A headline is screaming across the internet about Muslim prayer being offered for the first time in the Vatican. If you read no more than the headline you’d think Pope Francis was just about to convert to Islam, become the chief Imam and turn St Peter’s into a mosque.
Not so. The article is referring to the meeting tomorrow between Pope Francis, the Palestinian leader Mahmoud Abbas and Israeli President Shimon Peres. Nevertheless, some Catholics who are already edgy about Francis and uneasy about his stance on matters see this as yet another compromise–a potentially disastrous Koran kissing “Assisi moment”–referring to Pope John Paul II’s inter faith service in Assisi in 1986.
Is the Pope going to recite Muslim and Jewish prayers? Not likely. This article from Catholic New Service explains the difference between “praying together” and “being together for prayer.”
When leaders of different religions come together and pray for a common cause, they are not only appealing to God, they also are showing the world they believe that followers of different religions are still brothers and sisters before the one who created them.

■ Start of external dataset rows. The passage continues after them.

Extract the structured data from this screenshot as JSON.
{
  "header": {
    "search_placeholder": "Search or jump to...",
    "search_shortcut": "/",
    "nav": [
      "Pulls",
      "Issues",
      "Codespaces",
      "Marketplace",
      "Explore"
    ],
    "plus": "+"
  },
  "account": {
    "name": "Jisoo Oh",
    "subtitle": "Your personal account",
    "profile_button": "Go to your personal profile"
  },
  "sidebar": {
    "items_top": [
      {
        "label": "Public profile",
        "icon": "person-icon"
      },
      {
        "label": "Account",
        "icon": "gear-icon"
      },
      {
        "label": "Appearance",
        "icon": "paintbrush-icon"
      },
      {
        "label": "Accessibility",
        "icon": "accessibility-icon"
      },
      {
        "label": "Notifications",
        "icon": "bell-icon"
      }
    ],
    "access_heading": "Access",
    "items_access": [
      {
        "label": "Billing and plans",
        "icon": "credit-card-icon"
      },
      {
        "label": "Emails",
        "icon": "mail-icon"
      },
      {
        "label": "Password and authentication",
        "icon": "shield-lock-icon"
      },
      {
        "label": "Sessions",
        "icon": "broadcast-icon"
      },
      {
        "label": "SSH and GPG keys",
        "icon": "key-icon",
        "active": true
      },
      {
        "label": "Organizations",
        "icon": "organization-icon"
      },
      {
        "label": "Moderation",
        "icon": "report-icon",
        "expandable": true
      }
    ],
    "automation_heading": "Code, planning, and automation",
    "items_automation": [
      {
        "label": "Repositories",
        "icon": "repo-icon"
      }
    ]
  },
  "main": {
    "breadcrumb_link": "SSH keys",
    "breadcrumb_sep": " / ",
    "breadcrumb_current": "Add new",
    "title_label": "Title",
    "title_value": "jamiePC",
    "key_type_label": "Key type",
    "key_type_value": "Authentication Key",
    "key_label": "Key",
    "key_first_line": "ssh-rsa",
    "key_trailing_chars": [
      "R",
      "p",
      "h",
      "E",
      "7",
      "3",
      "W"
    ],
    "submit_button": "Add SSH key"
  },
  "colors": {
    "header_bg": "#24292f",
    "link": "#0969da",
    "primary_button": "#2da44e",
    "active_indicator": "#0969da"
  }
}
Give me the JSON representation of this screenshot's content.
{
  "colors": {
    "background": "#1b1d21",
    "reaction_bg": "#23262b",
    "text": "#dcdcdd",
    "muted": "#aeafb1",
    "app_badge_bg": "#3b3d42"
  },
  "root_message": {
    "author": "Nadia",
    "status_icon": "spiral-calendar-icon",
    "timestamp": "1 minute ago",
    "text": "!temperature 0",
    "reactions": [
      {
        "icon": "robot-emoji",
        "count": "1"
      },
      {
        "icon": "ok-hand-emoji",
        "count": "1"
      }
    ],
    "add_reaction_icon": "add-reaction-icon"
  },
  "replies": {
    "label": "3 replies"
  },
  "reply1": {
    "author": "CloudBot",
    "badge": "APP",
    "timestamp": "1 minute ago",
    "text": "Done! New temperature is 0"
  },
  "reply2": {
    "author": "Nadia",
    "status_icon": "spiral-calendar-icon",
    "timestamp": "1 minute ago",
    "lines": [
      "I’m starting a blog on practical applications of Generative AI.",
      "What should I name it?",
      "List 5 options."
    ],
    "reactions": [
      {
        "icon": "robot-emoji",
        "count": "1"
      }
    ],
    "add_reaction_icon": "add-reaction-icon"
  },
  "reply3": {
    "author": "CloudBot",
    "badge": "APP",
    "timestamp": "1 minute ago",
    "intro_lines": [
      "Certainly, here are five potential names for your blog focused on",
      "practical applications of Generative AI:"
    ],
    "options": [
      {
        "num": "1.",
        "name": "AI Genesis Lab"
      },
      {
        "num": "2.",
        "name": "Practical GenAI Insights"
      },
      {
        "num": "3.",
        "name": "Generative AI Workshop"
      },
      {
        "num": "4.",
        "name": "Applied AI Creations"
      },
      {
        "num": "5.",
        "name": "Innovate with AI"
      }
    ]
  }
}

That is not the same as ignoring religious differences or pretending those differences do not matter.
“It should be evident to all who participate that these occasions are moments of being ‘together for prayer, but not prayer together,’” said guidelines for interreligious dialogue published in late May by the Pontifical Council for Interreligious Dialogue.
“Being able to pray in common requires a shared understanding of who God is,” the document said. “Since religions differ in their understanding of God, ‘interreligious prayer’ — meaning the joining together in common prayer by followers of various religions — is to be avoided.”
The distinction between praying together and praying at the same time is one Vatican officials have found increasingly necessary to emphasize as popes have led more and more interfaith gatherings for peace.
In other words, this is a time for some Muslims, Jews and Christians to meet together for a time of prayer each in their own traditions.
Critics will say this is a subtle distinction, but it is in the subtle distinctions that true discernment lies. Others will complain that we have yet another example of the Pope’s defenders having to scurry to explain away something he should not be doing.
The explanations are only necessary because of the ignorance of the press who are sensationalizing what is a low key spiritual event.
Bottom line: The Pope is meeting with two world leaders to pray together for peace. This is part of his role as the premier spiritual leader in the world.
There’s another problem however, many people are uneasy at the idea that Muslims, Jews and Christians pray to the same God. While we may find Muslim extremism to be repellent and we may have a gut level dislike of Islam it is still necessary to consider the question of who they pray to.
So think it through: First of all, there is only one God. Then there are demons who masquerade as gods, goddesses and demi-gods.
You can therefore only worship either the one God–Creator of All Things or you worship demons.
Islam is not a pagan religion. It is a Christian heresy. It formed in Christian lands and is a legalistic oversimplification of Christianity. The closest comparison we have in our culture to Islam is the Mormon religion. Both are heretical offshoots of Christianity. They therefore worship the same God we do–albeit in a defective way.
If I had my druthers Pope Francis would follow the example of Benedict in this matter. When he met with leaders of other faiths he would simply observe a moment of prayerful silence together with them. Pope Francis has chosen a different way for a different occasion.
CNS has this outline of the service tomorrow: the three leaders will meet at the Pope’s residence at the Casa Santa Martha. They will then go to the location for the service in the Vatican Gardens. A Jewish rabbi and Muslim Imam will lead the prayers of each of those traditions. Notice this is not taking place in a Catholic Church. Then there will be a Jewish service of prayers, readings and music. This is followed by a Christian service of prayers, readings and music. Then there will be a Muslim service of prayers and readings. They will plant an olive tree for peace and probably pose for photos. It is also important to recognize the personal and semi-private nature of the event. This is not a huge public event.
There is more: Vatican Insider has more information on the service here. It seems that the two national groups–from Palestine and Israel–will themselves be multi faith. A group of Jews and Muslims are coming from Israel while a group of Muslims and Christians are coming from Palestine. Furthermore the three distinct faith groups will then separate to pray separately but at the same time.
Those who are getting all nervous should take a deep breath.